EXERCISE BRIEF ::
Among the entries that follow, some lines contain the word "Specifies". Show all of them.

MATERIAL SHOWN ::
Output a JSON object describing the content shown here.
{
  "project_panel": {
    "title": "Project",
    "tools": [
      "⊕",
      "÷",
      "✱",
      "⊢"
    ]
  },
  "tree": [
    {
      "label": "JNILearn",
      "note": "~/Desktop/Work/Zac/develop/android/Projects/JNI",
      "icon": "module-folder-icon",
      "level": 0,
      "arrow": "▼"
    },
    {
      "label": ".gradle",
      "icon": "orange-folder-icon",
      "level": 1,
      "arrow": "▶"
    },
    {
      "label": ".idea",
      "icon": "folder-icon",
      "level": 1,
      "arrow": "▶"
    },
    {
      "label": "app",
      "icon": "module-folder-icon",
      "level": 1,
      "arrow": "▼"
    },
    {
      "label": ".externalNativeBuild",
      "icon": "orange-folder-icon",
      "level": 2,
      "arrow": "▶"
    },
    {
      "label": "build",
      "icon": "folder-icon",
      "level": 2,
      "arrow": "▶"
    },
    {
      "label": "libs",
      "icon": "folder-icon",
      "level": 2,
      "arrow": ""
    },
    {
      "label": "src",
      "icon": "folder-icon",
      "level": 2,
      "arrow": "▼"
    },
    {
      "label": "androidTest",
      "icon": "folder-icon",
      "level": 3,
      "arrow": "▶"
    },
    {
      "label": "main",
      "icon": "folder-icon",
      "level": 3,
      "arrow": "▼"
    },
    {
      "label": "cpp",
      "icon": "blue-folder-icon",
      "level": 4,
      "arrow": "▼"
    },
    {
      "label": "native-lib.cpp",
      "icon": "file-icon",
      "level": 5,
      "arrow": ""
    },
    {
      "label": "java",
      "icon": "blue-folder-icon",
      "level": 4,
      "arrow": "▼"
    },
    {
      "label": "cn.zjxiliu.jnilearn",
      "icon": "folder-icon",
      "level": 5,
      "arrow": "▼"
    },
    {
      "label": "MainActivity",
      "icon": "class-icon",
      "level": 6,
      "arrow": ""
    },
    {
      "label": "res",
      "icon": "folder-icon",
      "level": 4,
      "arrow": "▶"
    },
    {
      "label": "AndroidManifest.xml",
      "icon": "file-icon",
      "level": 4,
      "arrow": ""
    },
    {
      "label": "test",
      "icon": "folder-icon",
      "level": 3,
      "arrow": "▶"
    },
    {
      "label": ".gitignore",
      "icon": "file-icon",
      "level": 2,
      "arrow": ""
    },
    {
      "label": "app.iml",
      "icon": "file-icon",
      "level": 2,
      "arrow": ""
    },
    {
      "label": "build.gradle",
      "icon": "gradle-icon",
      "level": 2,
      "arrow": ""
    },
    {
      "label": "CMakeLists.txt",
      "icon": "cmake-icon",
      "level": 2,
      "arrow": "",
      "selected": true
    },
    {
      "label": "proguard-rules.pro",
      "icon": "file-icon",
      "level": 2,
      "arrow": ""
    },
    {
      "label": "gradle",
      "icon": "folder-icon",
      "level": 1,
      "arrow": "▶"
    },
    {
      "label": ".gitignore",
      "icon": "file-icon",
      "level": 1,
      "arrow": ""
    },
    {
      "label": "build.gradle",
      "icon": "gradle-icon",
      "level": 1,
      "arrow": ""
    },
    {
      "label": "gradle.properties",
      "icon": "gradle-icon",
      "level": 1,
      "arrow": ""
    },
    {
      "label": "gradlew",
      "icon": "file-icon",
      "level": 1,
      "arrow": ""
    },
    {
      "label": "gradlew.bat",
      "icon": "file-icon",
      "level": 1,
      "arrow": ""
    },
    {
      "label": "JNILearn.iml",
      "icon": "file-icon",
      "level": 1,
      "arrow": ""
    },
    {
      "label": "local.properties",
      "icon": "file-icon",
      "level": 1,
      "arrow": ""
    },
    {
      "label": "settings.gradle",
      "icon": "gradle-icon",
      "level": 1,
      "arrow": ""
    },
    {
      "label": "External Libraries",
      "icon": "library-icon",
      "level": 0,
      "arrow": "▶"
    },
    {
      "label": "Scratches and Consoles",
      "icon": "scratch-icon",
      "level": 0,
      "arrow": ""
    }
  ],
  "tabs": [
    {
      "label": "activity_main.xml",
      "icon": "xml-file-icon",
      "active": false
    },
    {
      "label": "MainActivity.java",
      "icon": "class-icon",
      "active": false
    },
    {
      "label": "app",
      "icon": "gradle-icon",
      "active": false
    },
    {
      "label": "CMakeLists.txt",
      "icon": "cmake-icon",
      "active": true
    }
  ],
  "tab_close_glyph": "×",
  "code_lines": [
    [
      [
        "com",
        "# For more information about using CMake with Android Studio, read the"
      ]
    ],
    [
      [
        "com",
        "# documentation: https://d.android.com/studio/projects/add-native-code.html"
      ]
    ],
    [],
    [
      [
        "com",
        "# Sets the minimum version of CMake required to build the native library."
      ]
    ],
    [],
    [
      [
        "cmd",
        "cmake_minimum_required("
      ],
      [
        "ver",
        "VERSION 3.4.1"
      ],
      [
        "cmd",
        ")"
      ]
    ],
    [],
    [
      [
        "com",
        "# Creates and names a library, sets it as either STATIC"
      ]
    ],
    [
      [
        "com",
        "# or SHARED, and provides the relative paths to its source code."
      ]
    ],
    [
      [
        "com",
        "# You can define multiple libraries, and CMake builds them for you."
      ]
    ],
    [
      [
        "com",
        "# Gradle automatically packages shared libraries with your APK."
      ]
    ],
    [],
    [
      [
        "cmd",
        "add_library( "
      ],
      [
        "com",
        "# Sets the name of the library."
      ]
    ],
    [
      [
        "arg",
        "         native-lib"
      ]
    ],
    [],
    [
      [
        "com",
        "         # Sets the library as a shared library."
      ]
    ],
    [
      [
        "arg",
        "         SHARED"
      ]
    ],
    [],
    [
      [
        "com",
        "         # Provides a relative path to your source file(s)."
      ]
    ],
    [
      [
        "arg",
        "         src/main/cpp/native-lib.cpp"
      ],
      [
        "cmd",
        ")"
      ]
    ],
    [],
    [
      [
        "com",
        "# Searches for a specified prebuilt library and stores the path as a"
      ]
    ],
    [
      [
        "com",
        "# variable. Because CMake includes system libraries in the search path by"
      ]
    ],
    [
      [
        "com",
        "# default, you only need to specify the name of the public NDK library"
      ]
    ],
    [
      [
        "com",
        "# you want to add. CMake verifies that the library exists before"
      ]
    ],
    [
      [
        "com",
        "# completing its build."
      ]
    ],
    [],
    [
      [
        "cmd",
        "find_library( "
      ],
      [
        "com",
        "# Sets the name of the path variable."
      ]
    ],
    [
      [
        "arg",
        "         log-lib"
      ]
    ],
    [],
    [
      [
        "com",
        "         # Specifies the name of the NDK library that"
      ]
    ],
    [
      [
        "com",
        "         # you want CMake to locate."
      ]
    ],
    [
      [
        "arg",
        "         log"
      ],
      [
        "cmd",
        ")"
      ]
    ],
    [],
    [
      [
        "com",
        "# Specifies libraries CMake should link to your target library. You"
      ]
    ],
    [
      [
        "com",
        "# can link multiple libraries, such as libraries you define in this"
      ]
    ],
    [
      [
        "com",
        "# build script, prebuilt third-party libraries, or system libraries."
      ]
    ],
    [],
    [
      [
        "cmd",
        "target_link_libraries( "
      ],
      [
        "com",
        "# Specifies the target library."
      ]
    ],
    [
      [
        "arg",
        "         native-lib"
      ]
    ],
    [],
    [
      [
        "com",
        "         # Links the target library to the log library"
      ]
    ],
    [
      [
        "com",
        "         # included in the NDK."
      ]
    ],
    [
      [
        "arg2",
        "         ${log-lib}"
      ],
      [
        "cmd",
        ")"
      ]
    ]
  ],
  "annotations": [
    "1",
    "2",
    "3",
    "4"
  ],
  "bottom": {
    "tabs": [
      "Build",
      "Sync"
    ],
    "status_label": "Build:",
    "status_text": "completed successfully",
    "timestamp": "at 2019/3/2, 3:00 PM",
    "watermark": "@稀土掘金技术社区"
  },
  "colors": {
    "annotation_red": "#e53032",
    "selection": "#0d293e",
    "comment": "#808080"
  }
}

SOLUTION TO THE PROBLEM ::
        "         # Specifies the name of the NDK library that"
        "# Specifies libraries CMake should link to your target library. You"
        "# Specifies the target library."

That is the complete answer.